As a result I conclude that the Respondent has no rights or legitimate interest in the domain name. I conclude that the Complainant has satisfied the requirements of paragraph 4(a)(ii) of the UDRP.

3. The Respondent Registered and is using the Domain Name in Bad Faith

The final issue is that of bad faith registration and use by the Respondents. For paragraph 4(a)(iii) to apply, the Complainant must demonstrate the conjunctive requirements that the Respondent registered the domain name in bad faith and has used it in bad faith. The Complainant makes a number of submissions in relation to this point (see section 5, above) the strongest of which is the claim that the Respondent registered the <msnphone.com> domain name with the intent to mislead consumers into believing that it is affiliated with, or endorsed or sponsored by, Microsoft in order to perpetuate a fraudulent telecommunications scheme. This claim is based on the bad faith exemplar scenarios outlined in paragraph 4(b)(iv), which reads:
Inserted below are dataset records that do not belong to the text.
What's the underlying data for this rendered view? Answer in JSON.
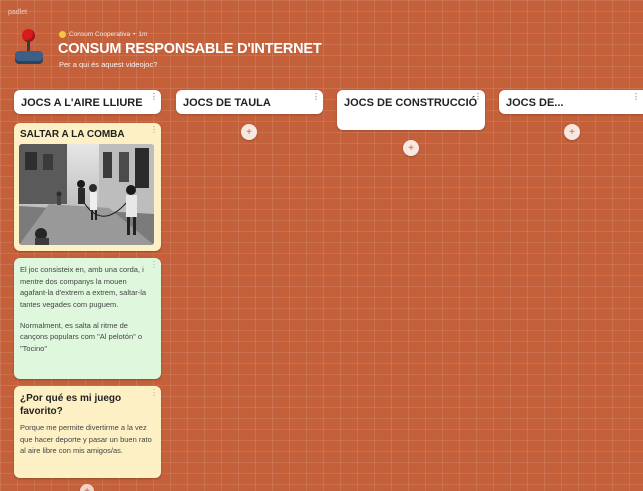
{
  "brand": "padlet",
  "header": {
    "author": "Consum Cooperativa",
    "separator": "•",
    "time": "1m",
    "title": "CONSUM RESPONSABLE D'INTERNET",
    "subtitle": "Per a qui és aquest videojoc?"
  },
  "columns": [
    {
      "title": "JOCS A L'AIRE LLIURE"
    },
    {
      "title": "JOCS DE TAULA"
    },
    {
      "title": "JOCS DE CONSTRUCCIÓ"
    },
    {
      "title": "JOCS DE..."
    }
  ],
  "add_symbol": "+",
  "menu_symbol": "⋮",
  "posts": {
    "comba": {
      "title": "SALTAR A LA COMBA"
    },
    "description": {
      "paragraph1": "El joc consisteix en, amb una corda, i mentre dos companys la mouen agafant-la d'extrem a extrem, saltar-la tantes vegades com puguem.",
      "paragraph2": "Normalment, es salta al ritme de cançons populars com \"Al pelotón\" o \"Tocino\""
    },
    "favorite": {
      "title": "¿Por qué es mi juego favorito?",
      "body": "Porque me permite divertirme a la vez que hacer deporte y pasar un buen rato al aire libre con mis amigos/as."
    }
  },
  "colors": {
    "background": "#c4603a",
    "card_yellow": "#fdf0c4",
    "card_green": "#dff7dd",
    "avatar_red": "#d8191f"
  }
}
"For the purposes of Paragraph 4(a)(iii), the following circumstances, in particular but without limitation, if found by the Panel to be present, shall be evidence of the registration and use of a domain name in bad faith:
Ö
(iv) by using the domain name, you have intentionally attempted to attract, for commercial gain, Internet users to your website or other on-line location, by creating a likelihood of confusion with the complainant's mark as to the source, sponsorship, affiliation, or endorsement of your website or location or of a product or service on your website or location.

Based on the evidence of confusing use of multiple marks and trade dress of the Complainant, and on the evidence of fraud that has occurred at the website located at the domain name, I conclude that the Respondent has intentionally attempted to attract, for commercial gain, Internet users to its website by creating a likelihood of confusion with the complainant's mark as to the source, sponsorship, affiliation, or endorsement of the website. As a result the activity is deemed to fulfil the bad faith use and registration requirements of paragraph 4(a)(iii).

I therefore conclude that the Complainant has satisfied paragraph 4(a)(iii) of the Policy.

As a final matter, I conclude that the Respondentís claims of reverse domain name hijacking are baseless.

 

7. Decision

The Complainant has made out all of the elements of paragraph 4(a) of the Policy.

Pursuant to Paragraph 4(i) of the Policy and Rule 15 of the Rules, the requested remedy is granted.

I hereby order that the domain name <msnphone.com> be transferred to the Complainant.

 


 

Dan Hunter
Sole Panelist

Dated: July 15, 2003